Perhaps the most famous client of ASML is the Taiwanese ‘foundry’ TSMC. In the world of chipmaking, ‘foundries’ do not design chips but rather specialise in making them to others’ designs. TSMC is the only company that can currently manufacture the smallest viable chips in processes that can seem more akin to alchemy than science. TSMC’s end-clients include AI-darling Nvidia, whose Graphic Processing Units (GPUs) and advanced computer processors, are widely considered as the only units suitable for many of the most advanced AI functions.
The fund holds a number of companies which could benefit from the continued developments in AI, including ASML, TSMC and Nvidia. Other companies linked to AI include KLA, a company whose technologies help chipmakers to identify problems in their manufacturing processes, and BE Semiconductor Industries whose sophisticated bonding techniques help overcome some of the physical limitations of chip manufacture. Fund holdings Cadence and Synopsis produce software that enable chip design. All of these firms are not only involved in leading edge technological development but are also healthy businesses where the complexity of their products and the costs of facilities and development serve as healthy barriers to entry against would-be competitors.

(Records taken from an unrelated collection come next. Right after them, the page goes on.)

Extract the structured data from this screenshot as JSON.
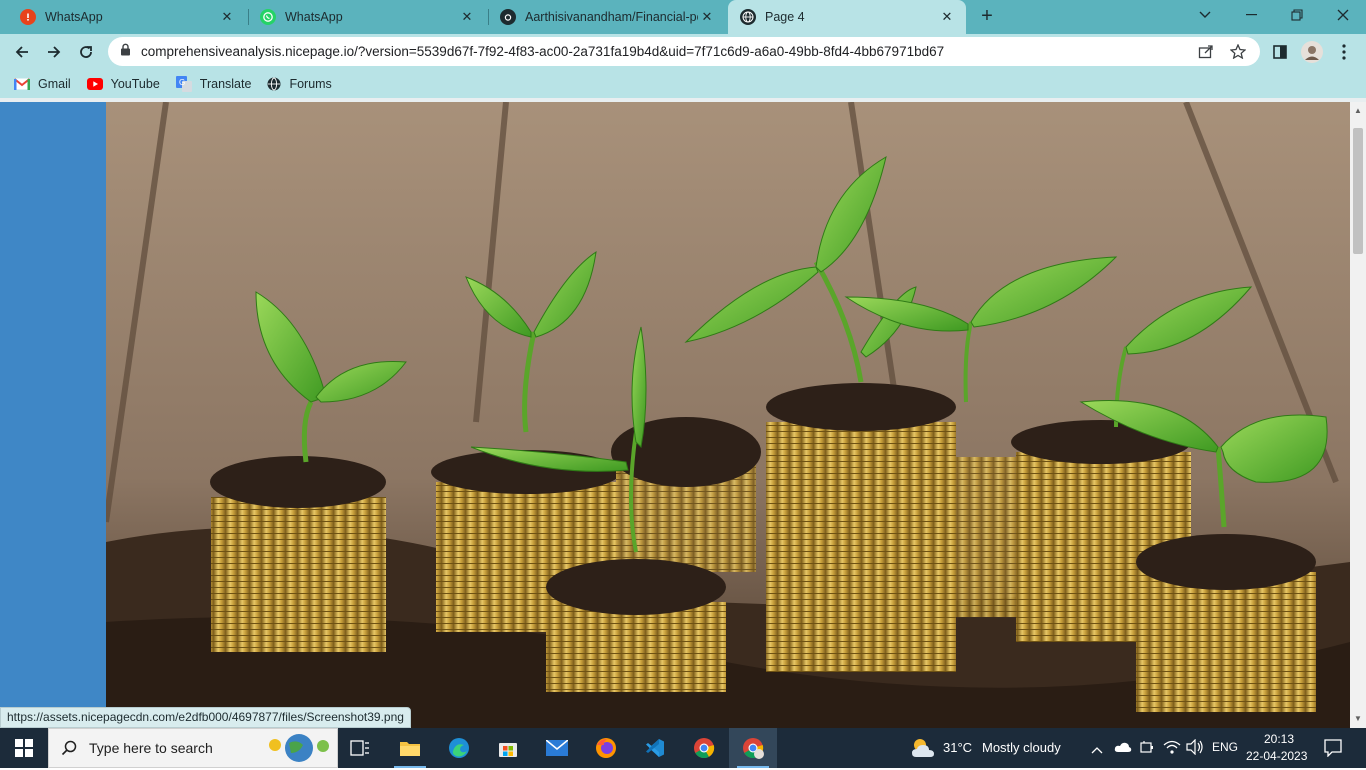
{
  "tabs": [
    {
      "title": "WhatsApp",
      "icon": "alert-icon"
    },
    {
      "title": "WhatsApp",
      "icon": "whatsapp-icon"
    },
    {
      "title": "Aarthisivanandham/Financial-pe",
      "icon": "github-icon"
    },
    {
      "title": "Page 4",
      "icon": "globe-icon"
    }
  ],
  "toolbar": {
    "url": "comprehensiveanalysis.nicepage.io/?version=5539d67f-7f92-4f83-ac00-2a731fa19b4d&uid=7f71c6d9-a6a0-49bb-8fd4-4bb67971bd67"
  },
  "bookmarks": [
    {
      "label": "Gmail"
    },
    {
      "label": "YouTube"
    },
    {
      "label": "Translate"
    },
    {
      "label": "Forums"
    }
  ],
  "status_link": "https://assets.nicepagecdn.com/e2dfb000/4697877/files/Screenshot39.png",
  "taskbar": {
    "search_placeholder": "Type here to search",
    "weather_temp": "31°C",
    "weather_text": "Mostly cloudy",
    "language": "ENG",
    "time": "20:13",
    "date": "22-04-2023"
  },
  "colors": {
    "tab_strip": "#5bb3bd",
    "toolbar": "#b8e3e6",
    "sidebar_blue": "#3f87c6",
    "taskbar": "#1c2b3a"
  }
}
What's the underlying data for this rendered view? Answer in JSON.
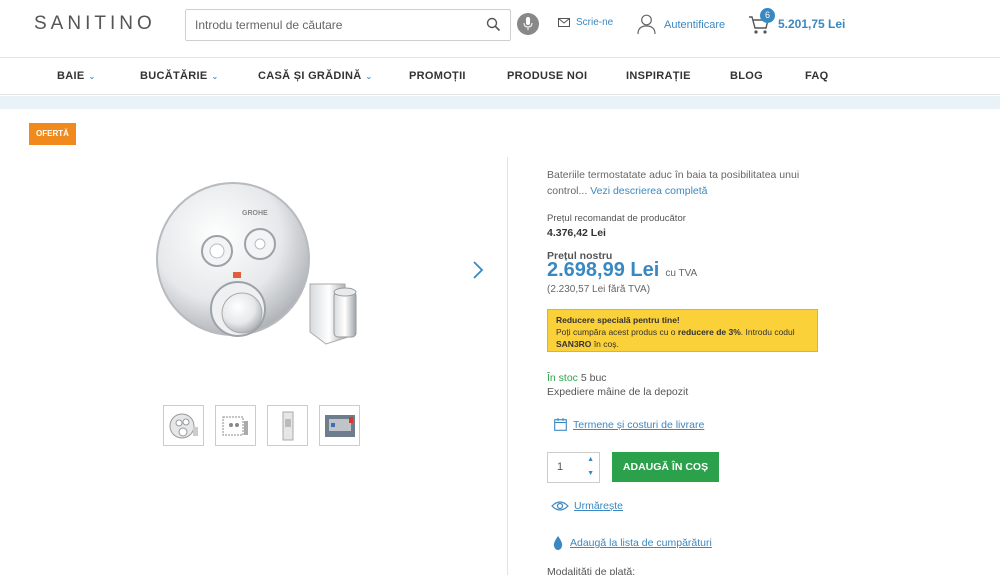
{
  "header": {
    "logo": "SANITINO",
    "search_placeholder": "Introdu termenul de căutare",
    "write_label": "Scrie-ne",
    "auth_label": "Autentificare",
    "cart_count": "6",
    "cart_total": "5.201,75 Lei"
  },
  "nav": {
    "items": [
      {
        "label": "BAIE",
        "has_dropdown": true
      },
      {
        "label": "BUCĂTĂRIE",
        "has_dropdown": true
      },
      {
        "label": "CASĂ ȘI GRĂDINĂ",
        "has_dropdown": true
      },
      {
        "label": "PROMOȚII",
        "has_dropdown": false
      },
      {
        "label": "PRODUSE NOI",
        "has_dropdown": false
      },
      {
        "label": "INSPIRAȚIE",
        "has_dropdown": false
      },
      {
        "label": "BLOG",
        "has_dropdown": false
      },
      {
        "label": "FAQ",
        "has_dropdown": false
      }
    ]
  },
  "product": {
    "badge": "OFERTĂ",
    "description": "Bateriile termostatate aduc în baia ta posibilitatea unui control...",
    "description_more": "Vezi descrierea completă",
    "recommended_label": "Prețul recomandat de producător",
    "recommended_price": "4.376,42 Lei",
    "our_price_label": "Prețul nostru",
    "our_price": "2.698,99 Lei",
    "our_price_tva": "cu TVA",
    "price_no_tva": "(2.230,57 Lei fără TVA)",
    "promo_title": "Reducere specială pentru tine!",
    "promo_text_1": "Poți cumpăra acest produs cu o",
    "promo_bold": "reducere de 3%",
    "promo_text_2": ". Introdu codul",
    "promo_code": "SAN3RO",
    "promo_text_3": "în coș.",
    "stock_green": "În stoc",
    "stock_qty": "5 buc",
    "shipping": "Expediere mâine de la depozit",
    "delivery_link": "Termene și costuri de livrare",
    "quantity": "1",
    "add_to_cart": "ADAUGĂ ÎN COȘ",
    "follow": "Urmărește",
    "add_list": "Adaugă la lista de cumpărături",
    "payment": "Modalități de plată:"
  },
  "colors": {
    "accent": "#3a88c2",
    "badge": "#f08a1d",
    "cta": "#2ca14c",
    "promo_bg": "#fbd13a"
  }
}
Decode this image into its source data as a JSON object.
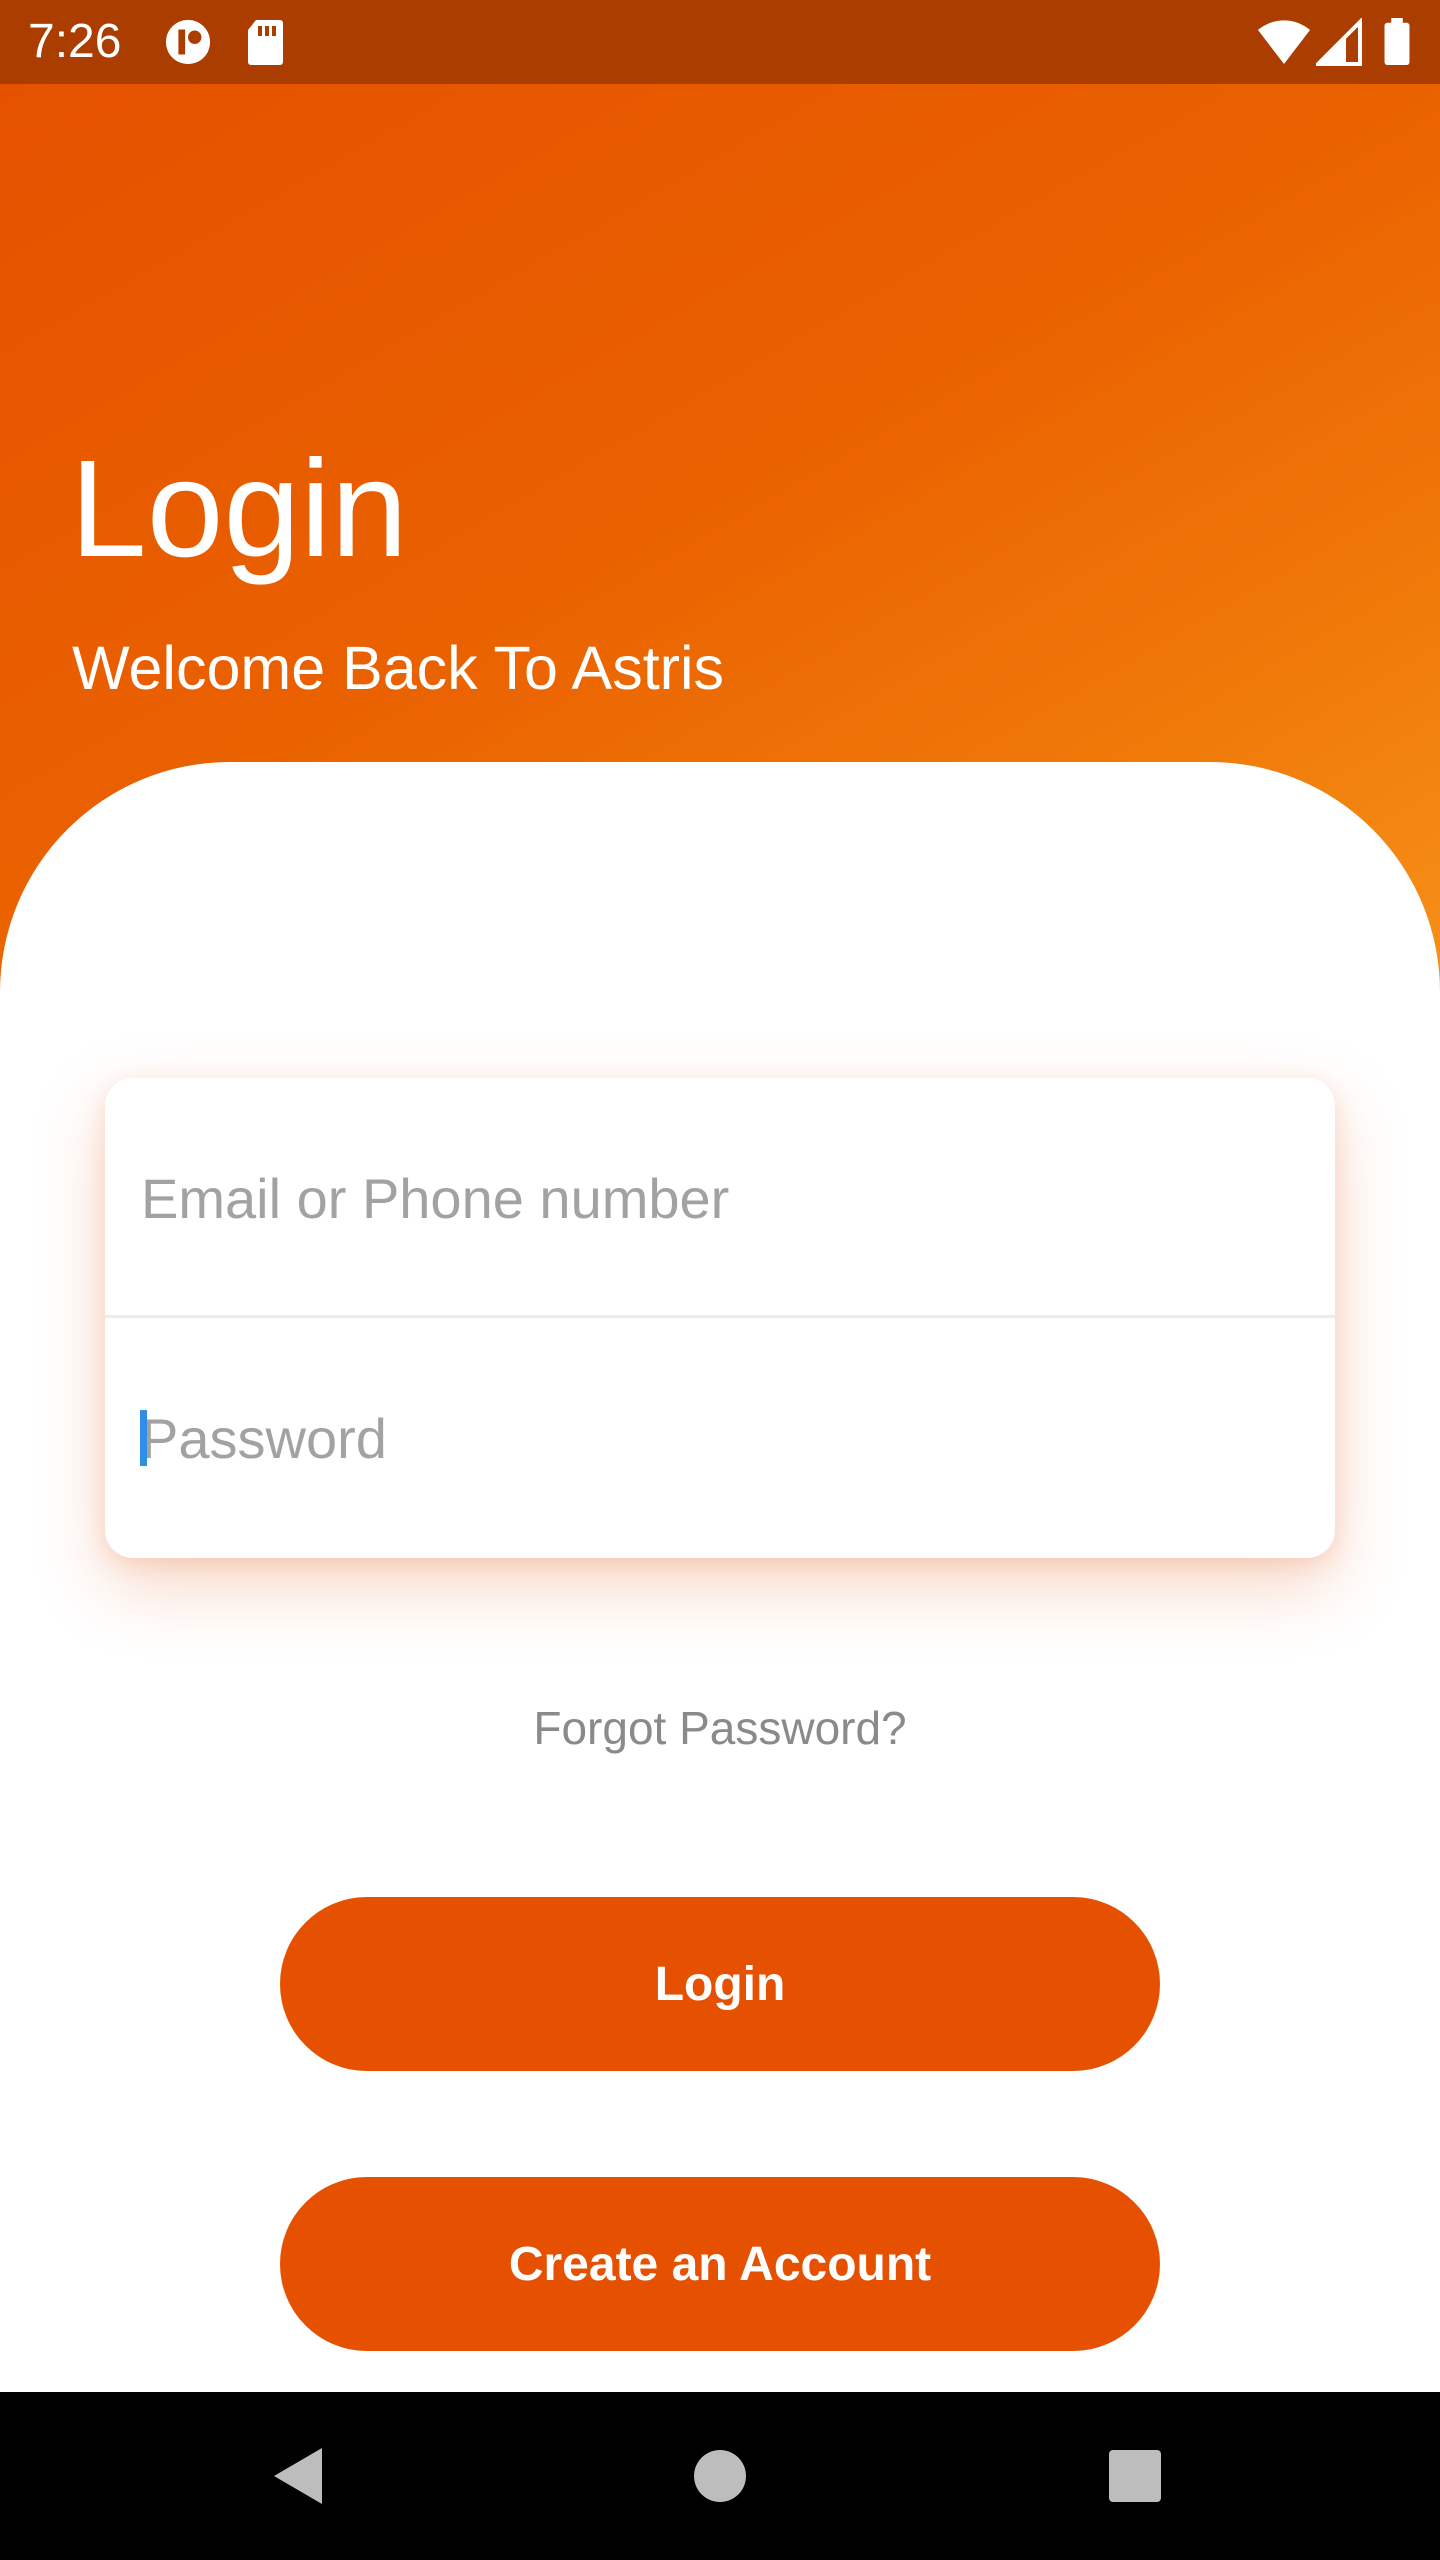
{
  "status_bar": {
    "time": "7:26",
    "left_icons": [
      "notification-app-icon",
      "sd-card-icon"
    ],
    "right_icons": [
      "wifi-icon",
      "cell-signal-icon",
      "battery-icon"
    ]
  },
  "header": {
    "title": "Login",
    "subtitle": "Welcome Back To Astris"
  },
  "form": {
    "email_placeholder": "Email or Phone number",
    "email_value": "",
    "password_placeholder": "Password",
    "password_value": ""
  },
  "links": {
    "forgot_password": "Forgot Password?"
  },
  "buttons": {
    "login": "Login",
    "create_account": "Create an Account"
  },
  "nav_bar": {
    "icons": [
      "back-icon",
      "home-icon",
      "recents-icon"
    ]
  },
  "colors": {
    "accent": "#e55100",
    "status_bar": "#ab3d00",
    "gradient_end": "#f7931a",
    "placeholder": "#a2a2a2",
    "caret": "#2f8fe6"
  }
}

But AI can’t stop anxiety
Despite this outlook and the immense promise of AI and the supply ecosystem enabling it, the technology’s development and the world at large face multiple threats. Governments worldwide have grasped the potentially revolutionary nature of AI and want to not only ensure their access to the latest technology, but also to deny it to their rivals. At the heart of this tension is the rivalry between the United States and China. It does not help that the most advanced chip manufacture takes place on Taiwan, already a flashpoint between the two superpowers. Yet beyond geopolitics, there are fears that the technology itself could fail to deliver the benefits anticipated or take much longer than expected to mature. That is to speak nothing of the anxieties about what AI could do if it does actually fulfil its potential, with concerns including AI-enabled misinformation, job destruction and social upheaval, and bigger questions about our continuation as a species.
Technology-related anxiety is, however, nothing new. Time will reveal the full implications of AI for all of us, but what is not in doubt is the potential of the technology to benefit humanity. Improved health and longevity, more bountiful and nutritious food production, vastly more efficient industrial processes, and enhanced tools for learning and development are but some of AI’s potential applications. As ever, behind all this promise sits an ecosystem of firms focused on developing the products to make this future possible.